      "But you will do your part," pursued the Frenchman; "you will not leave us all the honor."Cartier set out to visit this greasy potentate; ascended the river St. Charles, by him called the St. Croix, landed, crossed the meadows, climbed the rocks, threaded the forest, and emerged upon a squalid hamlet of bark cabins. When, having satisfied their curiosity, he and his party were rowing for the ships, a friendly interruption met them at the mouth of the St. Charles. An old chief harangued them from the bank, men, boys, and children screeched welcome from the meadow, and a troop of hilarious squaws danced knee-deep in the water. The gift of a few strings of beads completed their delight and redoubled their agility; and, from the distance of a mile, their shrill songs of jubilation still reached the ears of the receding Frenchmen.

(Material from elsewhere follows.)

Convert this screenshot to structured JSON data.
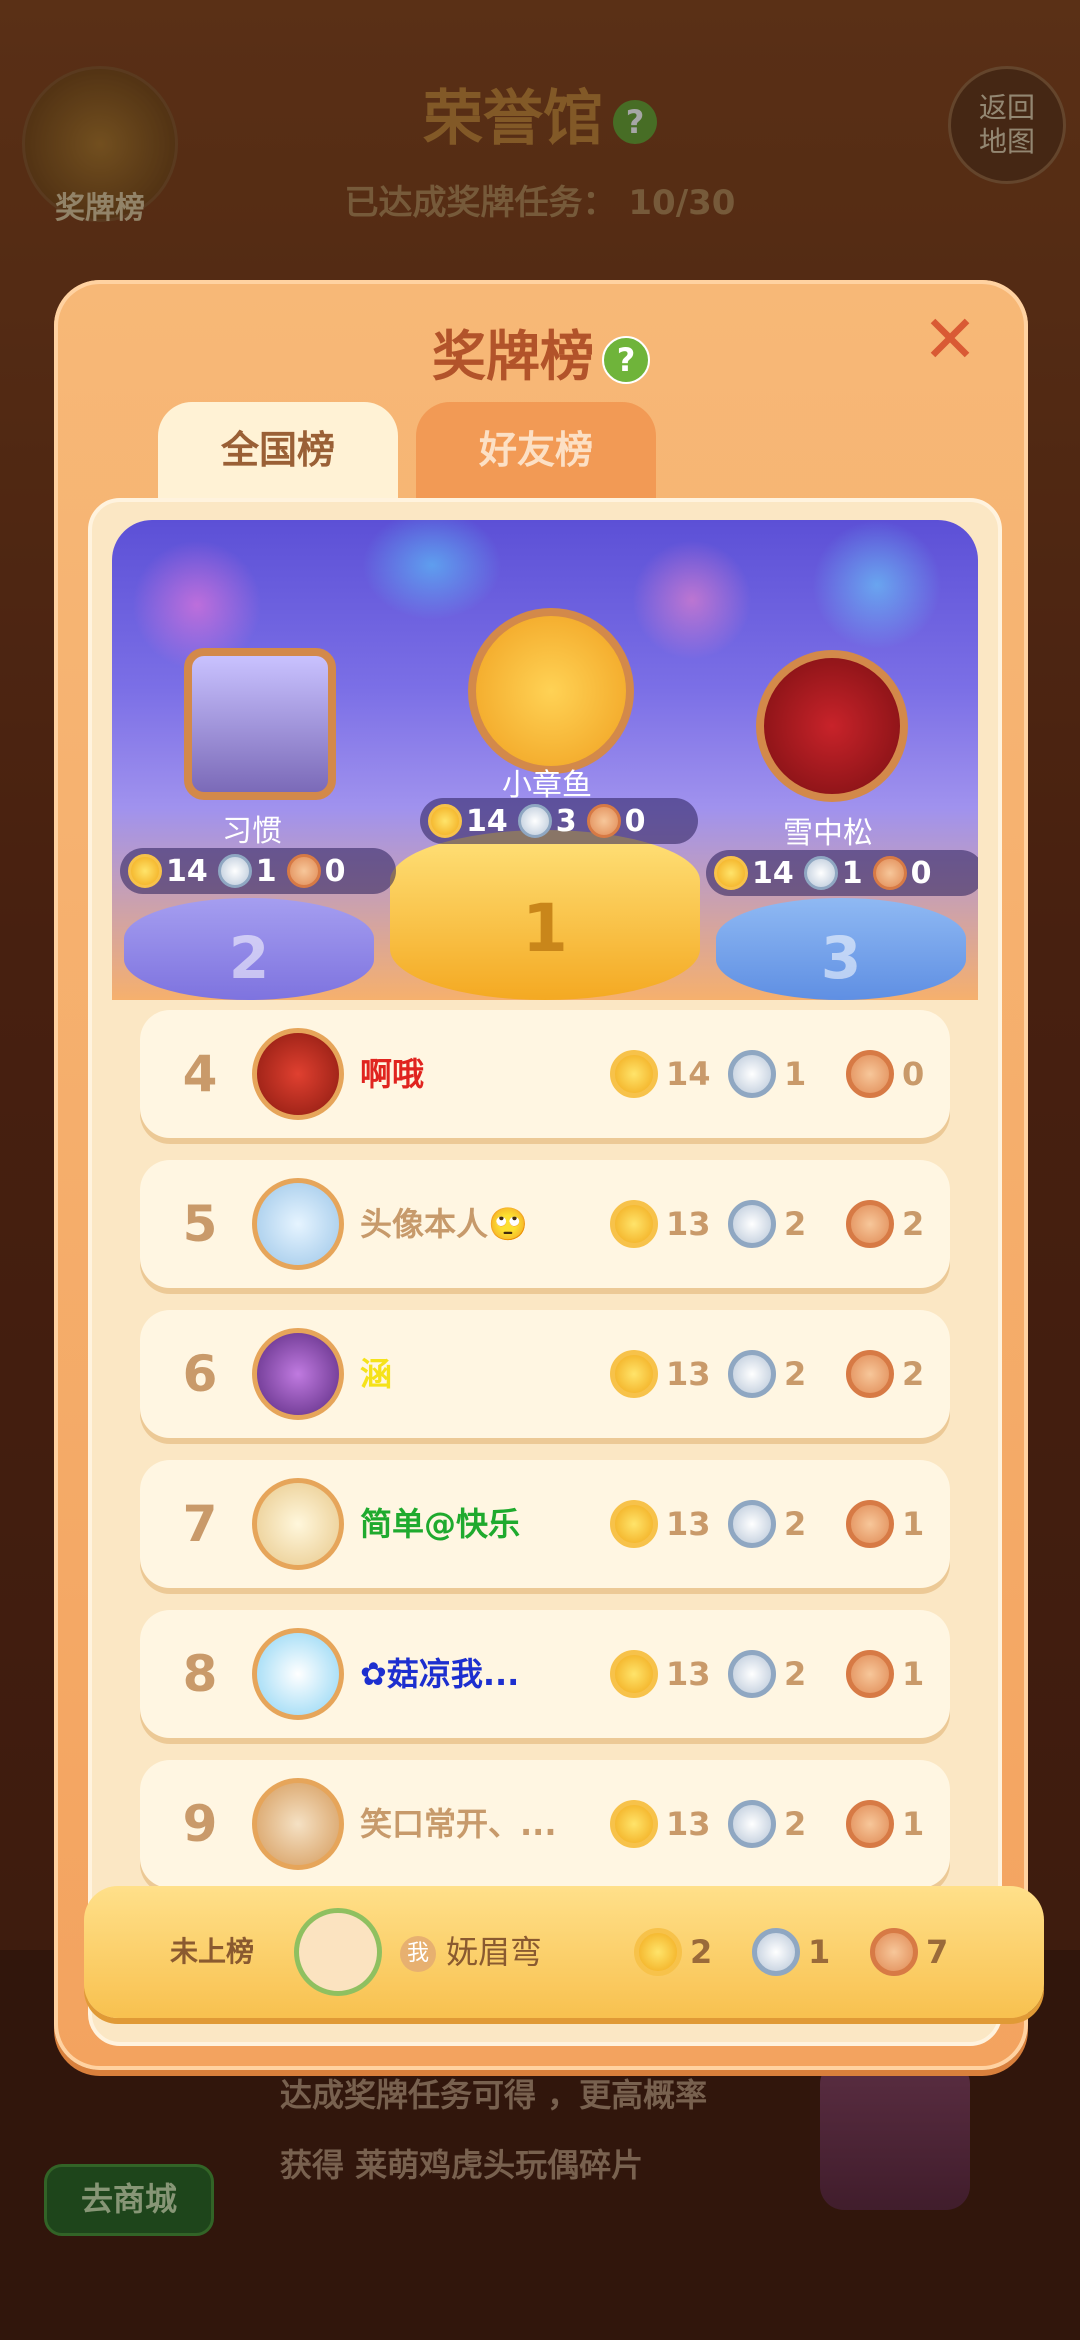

      Couture, though he had incensed the Indians by killing one of their warriors, had gained their admiration by his bravery; and, after torturing him most savagely, they adopted him into one of their families, in place of a dead relative. Thenceforth he was comparatively safe. Jogues and Goupil were less fortunate. Three of the Hurons had been burned to death, and they expected to share their fate. A council was held to pronounce their doom; but dissensions arose, and no result was reached. They were led back to the first village, where they remained, racked with suspense and half dead with exhaustion. Jogues, however, lost no opportunity to baptize dying infants, while Goupil taught children to make the sign of the cross. On one occasion, he made the sign on the forehead of a child, grandson of an Indian in whose lodge they lived. The superstition of the old savage was aroused. Some Dutchmen had told him that the sign of the cross came from the Devil, and would cause mischief. He thought that Goupil was bewitching the child; and, resolving to rid himself of so dangerous a guest, applied for aid to two young braves. Jogues and Goupil, clad in their squalid garb of tattered skins, were soon after walking together in the forest that adjoined the 224 town, consoling themselves with prayer, and mutually exhorting each other to suffer patiently for the sake of Christ and the Virgin, when, as they were returning, reciting their rosaries, they met the two young Indians, and read in their sullen visages an augury of ill. The Indians joined them, and accompanied them to the entrance of the town, where one of the two, suddenly drawing a hatchet from beneath his blanket, struck it into the head of Goupil, who fell, murmuring the name of Christ. Jogues dropped on his knees, and, bowing his head in prayer, awaited the blow, when the murderer ordered him to get up and go home. He obeyed but not until he had given absolution to his still breathing friend, and presently saw the lifeless body dragged through the town amid hootings and rejoicings.